monkey The story of our baby chimps – junior version

Our baby chimps

At the chimp orphanage in Tchimpounga in Congo (Central Africa), a whole team from the Jane Goodall Institute takes care of baby chimpanzees. It is illegal to sell keep or chimps in this region, but as often happens, these baby chimps are confiscated at markets or private homes when they are discovered. In many instances the mother chimp is killed for food (bush meat) or she loses her life when forests are cut back and she is unable to obtain food. The little orphan baby chimp will often still cling to its dead mother’s body while being brought to the city to be sold as a pet. It’s really lucky if our JGI team manages to find the little one and can bring it to the sanctuary at Tchimpounga. When babies arrive at the orphanage, they are often weak and underfed, and may need a lot of medical care to start the recovery process

You can help these babies by adopting them through the Jane Goodall Institute Belgium. You can buy the junior adoption package or banana deliveries from our webshop.

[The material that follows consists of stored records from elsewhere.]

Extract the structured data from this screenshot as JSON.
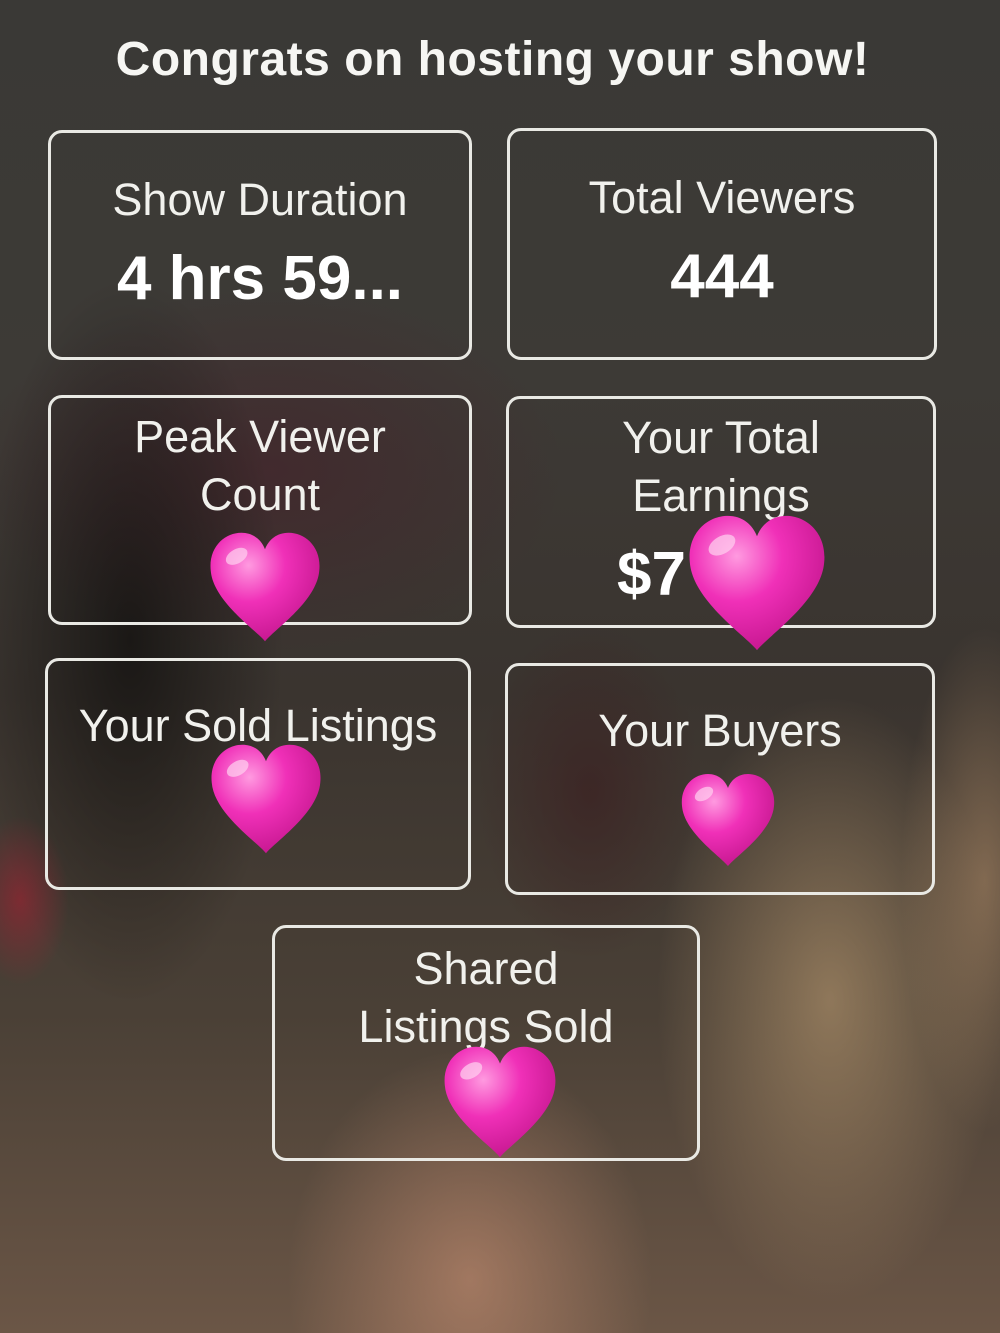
{
  "title": "Congrats on hosting your show!",
  "stats": {
    "show_duration": {
      "label": "Show Duration",
      "value": "4 hrs 59..."
    },
    "total_viewers": {
      "label": "Total Viewers",
      "value": "444"
    },
    "peak_viewer_count": {
      "label_line1": "Peak Viewer",
      "label_line2": "Count"
    },
    "total_earnings": {
      "label_line1": "Your Total",
      "label_line2": "Earnings",
      "value_partial": "$7"
    },
    "sold_listings": {
      "label": "Your Sold Listings"
    },
    "buyers": {
      "label": "Your Buyers"
    },
    "shared_listings_sold": {
      "label_line1": "Shared",
      "label_line2": "Listings Sold"
    }
  },
  "stickers": {
    "icon": "pink-heart-icon",
    "color": "#f030b8"
  }
}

Here are the stories of our three baby chimps told by Rebeca, Veterinarian and Director at Tchimpounga.


MbeboMbebo means “lip” and his protruding lower lip clearly decided his name. He was confiscated in Brazzaville at the market when he was one year old. All chimps need to stay in a separate area to make sure they are not sick (otherwise they might transfer a disease to others) when they arrive at Tchimpounga. “He ended up in a temporary cage together with two brothers, Makasi and Leki. They came along well and played together” says Rebeca.

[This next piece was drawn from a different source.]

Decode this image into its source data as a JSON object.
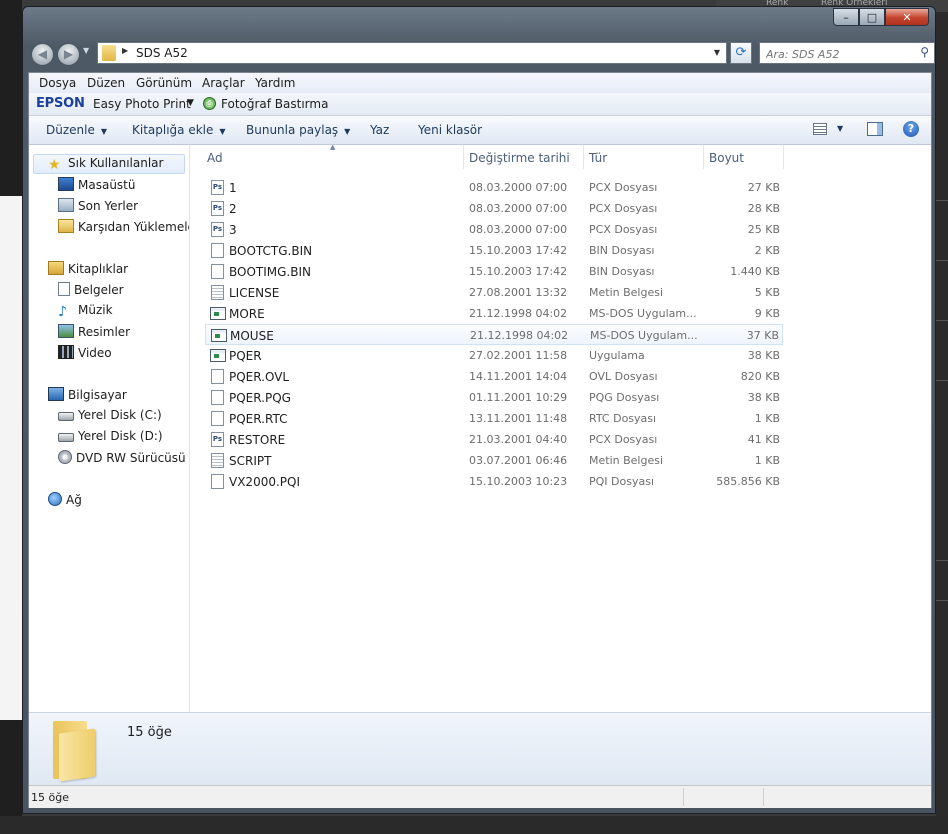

“One day, however, they managed to escape when a student had not closed the door properly. We found the cage empty and all of us immediately started looking for the three baby chimps, because it was really dangerous for them to be wandering off by themselves. We found the two brothers rather quickly walking on the path towards the forest, but no sign of Mbebo… It was getting dark and we still had not found Mbebo. Being worried about the little baby chimp but too dark to look any further, I returned to the cage and sank down on the floor. I was feeling exhausted and very sad. Suddenly, I heard a little noise and just saw a box next to me moving … and out came little Mbebo to touch my arm. It was as if he comforted me, but probably little Mbebo just was glad to see someone ! “

He cuddled up on her lap and Rebecca put him back in the cage without any problem. In fact, he had probably been hiding under the box all along! Today, he has become a real explorer!

How can you adopt Mbebo ? Click here to find out.


LembaWhen they found her, Lemba looked very tired and Rebecca also felt very tired of finding yet another baby chimp to rescue. Lemba means “I am tired”. Right from the start Lemba was a very sweet and a dependent little baby, always clinging to her keepers, but she was not that lucky and Rebeca told us her story:

“She arrived at the time when all people in the Republic of Congo, including the keepers at Tchimpounga, needed to get a polio vaccination. In order to prevent the keepers transmitting the polio virus to the chimps, all the 152 chimps at Tchimpounga were vaccinated as well, but it came too late for Lemba. First, she got fever, and then one by one both her legs and arms went numb. However, she stayed in a good mood and smiled all the time. The veterinarians asked me whether they should put her to sleep because they expected her to be lame the rest of her life, but I had heard of a treatment of paralysed limbs used on people being successful in some cases: to stimulate each limb every day might bring back some life in them. Every day, Lemba’s fingers, arms, toes, and legs were massaged by the keepers. After 15 days, they saw one finger moved. Maybe they saw it wrong… no, it really moved! After 20 days, one arm moved again; after 3 months two arms, and then one knee, and then the whole leg moved again. Only the last leg remained lifeless”.
Today, Lemba learned how to walk with the help of her arms and she is excellent in climbing trees. She is a very happy chimp and actually is quite dominant in her group!

How can you adopt Lemba? Click here to find out.


MambouMambou means “problem” or “trouble” : his condition was life threatening when he arrived at Tchimpounga. He was exhausted, apathetic, totally dehydrated and had a severe parasite infection. When the veterinarians considered giving up, because it looked as if they could not help him to stay alive, Rebecca and the other caretakers decided to fight for his life.

“We gave him intravenous food and little by little he started to recover. After one month of daily intensive care, he was unrecognizable. He is a very active, happy young chimp who enjoys playing all day long. Today, he continues to live up to his name, which means “trouble” in the local language. He is constantly getting into mischief! He plays with everyone, including the dogs. The dog, Tango, is his best friend and he tickles Mambou’s belly with his nose while Mambou laughs nonstop.”

How can you adopt Mambou ? Click here to find out.

Adopting a chimp means your money is used to feed them, to give them veterinarian care and to make sure there is a local keeper to watch over them. The chimps stays in Africa at a wonderful home and you get a button of your chimp and his/her passport!

Here you can read more about our three baby chimps.